**How to complete this task**. Pick out the lines below with "uList" and list them.

**Input**.

Start of Block

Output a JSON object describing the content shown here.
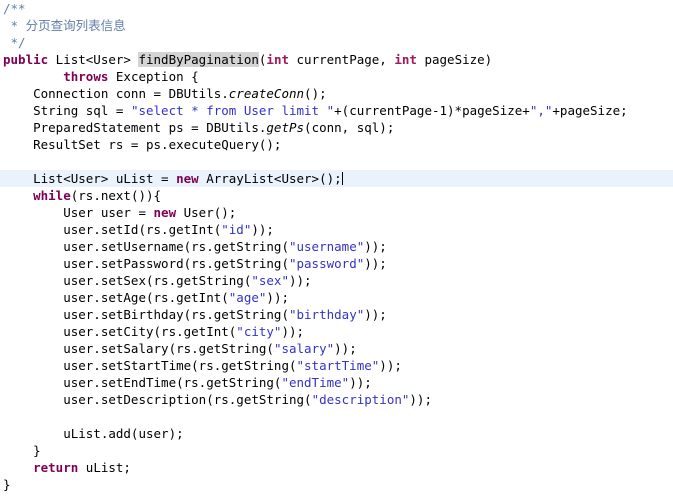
{
  "editor": {
    "language": "java",
    "colors": {
      "background": "#ffffff",
      "foreground": "#000000",
      "keyword": "#7f0055",
      "string": "#3333cc",
      "comment": "#5f7ea8",
      "current_line_highlight": "#eaf2fb",
      "occurrence_highlight": "#d4d4d4"
    },
    "caret_line_index": 10,
    "caret_after_text": ";",
    "occurrence_highlight_token": "findByPagination",
    "lines": [
      {
        "index": 0,
        "indent": 0,
        "current": false,
        "tokens": [
          {
            "t": "comment",
            "v": "/**"
          }
        ]
      },
      {
        "index": 1,
        "indent": 0,
        "current": false,
        "tokens": [
          {
            "t": "comment",
            "v": " * "
          },
          {
            "t": "comment-cjk",
            "v": "分页查询列表信息"
          }
        ]
      },
      {
        "index": 2,
        "indent": 0,
        "current": false,
        "tokens": [
          {
            "t": "comment",
            "v": " */"
          }
        ]
      },
      {
        "index": 3,
        "indent": 0,
        "current": false,
        "tokens": [
          {
            "t": "keyword",
            "v": "public"
          },
          {
            "t": "plain",
            "v": " List<User> "
          },
          {
            "t": "occurrence",
            "v": "findByPagination"
          },
          {
            "t": "plain",
            "v": "("
          },
          {
            "t": "kw2",
            "v": "int"
          },
          {
            "t": "plain",
            "v": " currentPage, "
          },
          {
            "t": "kw2",
            "v": "int"
          },
          {
            "t": "plain",
            "v": " pageSize)"
          }
        ]
      },
      {
        "index": 4,
        "indent": 0,
        "current": false,
        "tokens": [
          {
            "t": "plain",
            "v": "        "
          },
          {
            "t": "keyword",
            "v": "throws"
          },
          {
            "t": "plain",
            "v": " Exception {"
          }
        ]
      },
      {
        "index": 5,
        "indent": 0,
        "current": false,
        "tokens": [
          {
            "t": "plain",
            "v": "    Connection conn = DBUtils."
          },
          {
            "t": "static",
            "v": "createConn"
          },
          {
            "t": "plain",
            "v": "();"
          }
        ]
      },
      {
        "index": 6,
        "indent": 0,
        "current": false,
        "tokens": [
          {
            "t": "plain",
            "v": "    String sql = "
          },
          {
            "t": "string",
            "v": "\"select * from User limit \""
          },
          {
            "t": "plain",
            "v": "+(currentPage-1)*pageSize+"
          },
          {
            "t": "string",
            "v": "\",\""
          },
          {
            "t": "plain",
            "v": "+pageSize;"
          }
        ]
      },
      {
        "index": 7,
        "indent": 0,
        "current": false,
        "tokens": [
          {
            "t": "plain",
            "v": "    PreparedStatement ps = DBUtils."
          },
          {
            "t": "static",
            "v": "getPs"
          },
          {
            "t": "plain",
            "v": "(conn, sql);"
          }
        ]
      },
      {
        "index": 8,
        "indent": 0,
        "current": false,
        "tokens": [
          {
            "t": "plain",
            "v": "    ResultSet rs = ps.executeQuery();"
          }
        ]
      },
      {
        "index": 9,
        "indent": 0,
        "current": false,
        "tokens": [
          {
            "t": "plain",
            "v": ""
          }
        ]
      },
      {
        "index": 10,
        "indent": 0,
        "current": true,
        "tokens": [
          {
            "t": "plain",
            "v": "    List<User> uList = "
          },
          {
            "t": "keyword",
            "v": "new"
          },
          {
            "t": "plain",
            "v": " ArrayList<User>();"
          },
          {
            "t": "caret",
            "v": ""
          }
        ]
      },
      {
        "index": 11,
        "indent": 0,
        "current": false,
        "tokens": [
          {
            "t": "plain",
            "v": "    "
          },
          {
            "t": "keyword",
            "v": "while"
          },
          {
            "t": "plain",
            "v": "(rs.next()){"
          }
        ]
      },
      {
        "index": 12,
        "indent": 0,
        "current": false,
        "tokens": [
          {
            "t": "plain",
            "v": "        User user = "
          },
          {
            "t": "keyword",
            "v": "new"
          },
          {
            "t": "plain",
            "v": " User();"
          }
        ]
      },
      {
        "index": 13,
        "indent": 0,
        "current": false,
        "tokens": [
          {
            "t": "plain",
            "v": "        user.setId(rs.getInt("
          },
          {
            "t": "string",
            "v": "\"id\""
          },
          {
            "t": "plain",
            "v": "));"
          }
        ]
      },
      {
        "index": 14,
        "indent": 0,
        "current": false,
        "tokens": [
          {
            "t": "plain",
            "v": "        user.setUsername(rs.getString("
          },
          {
            "t": "string",
            "v": "\"username\""
          },
          {
            "t": "plain",
            "v": "));"
          }
        ]
      },
      {
        "index": 15,
        "indent": 0,
        "current": false,
        "tokens": [
          {
            "t": "plain",
            "v": "        user.setPassword(rs.getString("
          },
          {
            "t": "string",
            "v": "\"password\""
          },
          {
            "t": "plain",
            "v": "));"
          }
        ]
      },
      {
        "index": 16,
        "indent": 0,
        "current": false,
        "tokens": [
          {
            "t": "plain",
            "v": "        user.setSex(rs.getString("
          },
          {
            "t": "string",
            "v": "\"sex\""
          },
          {
            "t": "plain",
            "v": "));"
          }
        ]
      },
      {
        "index": 17,
        "indent": 0,
        "current": false,
        "tokens": [
          {
            "t": "plain",
            "v": "        user.setAge(rs.getInt("
          },
          {
            "t": "string",
            "v": "\"age\""
          },
          {
            "t": "plain",
            "v": "));"
          }
        ]
      },
      {
        "index": 18,
        "indent": 0,
        "current": false,
        "tokens": [
          {
            "t": "plain",
            "v": "        user.setBirthday(rs.getString("
          },
          {
            "t": "string",
            "v": "\"birthday\""
          },
          {
            "t": "plain",
            "v": "));"
          }
        ]
      },
      {
        "index": 19,
        "indent": 0,
        "current": false,
        "tokens": [
          {
            "t": "plain",
            "v": "        user.setCity(rs.getInt("
          },
          {
            "t": "string",
            "v": "\"city\""
          },
          {
            "t": "plain",
            "v": "));"
          }
        ]
      },
      {
        "index": 20,
        "indent": 0,
        "current": false,
        "tokens": [
          {
            "t": "plain",
            "v": "        user.setSalary(rs.getString("
          },
          {
            "t": "string",
            "v": "\"salary\""
          },
          {
            "t": "plain",
            "v": "));"
          }
        ]
      },
      {
        "index": 21,
        "indent": 0,
        "current": false,
        "tokens": [
          {
            "t": "plain",
            "v": "        user.setStartTime(rs.getString("
          },
          {
            "t": "string",
            "v": "\"startTime\""
          },
          {
            "t": "plain",
            "v": "));"
          }
        ]
      },
      {
        "index": 22,
        "indent": 0,
        "current": false,
        "tokens": [
          {
            "t": "plain",
            "v": "        user.setEndTime(rs.getString("
          },
          {
            "t": "string",
            "v": "\"endTime\""
          },
          {
            "t": "plain",
            "v": "));"
          }
        ]
      },
      {
        "index": 23,
        "indent": 0,
        "current": false,
        "tokens": [
          {
            "t": "plain",
            "v": "        user.setDescription(rs.getString("
          },
          {
            "t": "string",
            "v": "\"description\""
          },
          {
            "t": "plain",
            "v": "));"
          }
        ]
      },
      {
        "index": 24,
        "indent": 0,
        "current": false,
        "tokens": [
          {
            "t": "plain",
            "v": ""
          }
        ]
      },
      {
        "index": 25,
        "indent": 0,
        "current": false,
        "tokens": [
          {
            "t": "plain",
            "v": "        uList.add(user);"
          }
        ]
      },
      {
        "index": 26,
        "indent": 0,
        "current": false,
        "tokens": [
          {
            "t": "plain",
            "v": "    }"
          }
        ]
      },
      {
        "index": 27,
        "indent": 0,
        "current": false,
        "tokens": [
          {
            "t": "plain",
            "v": "    "
          },
          {
            "t": "keyword",
            "v": "return"
          },
          {
            "t": "plain",
            "v": " uList;"
          }
        ]
      },
      {
        "index": 28,
        "indent": 0,
        "current": false,
        "tokens": [
          {
            "t": "plain",
            "v": "}"
          }
        ]
      }
    ]
  }
}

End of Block

**Answer for the task**.
            "v": "    List<User> uList = "
            "v": "        uList.add(user);"
            "v": " uList;"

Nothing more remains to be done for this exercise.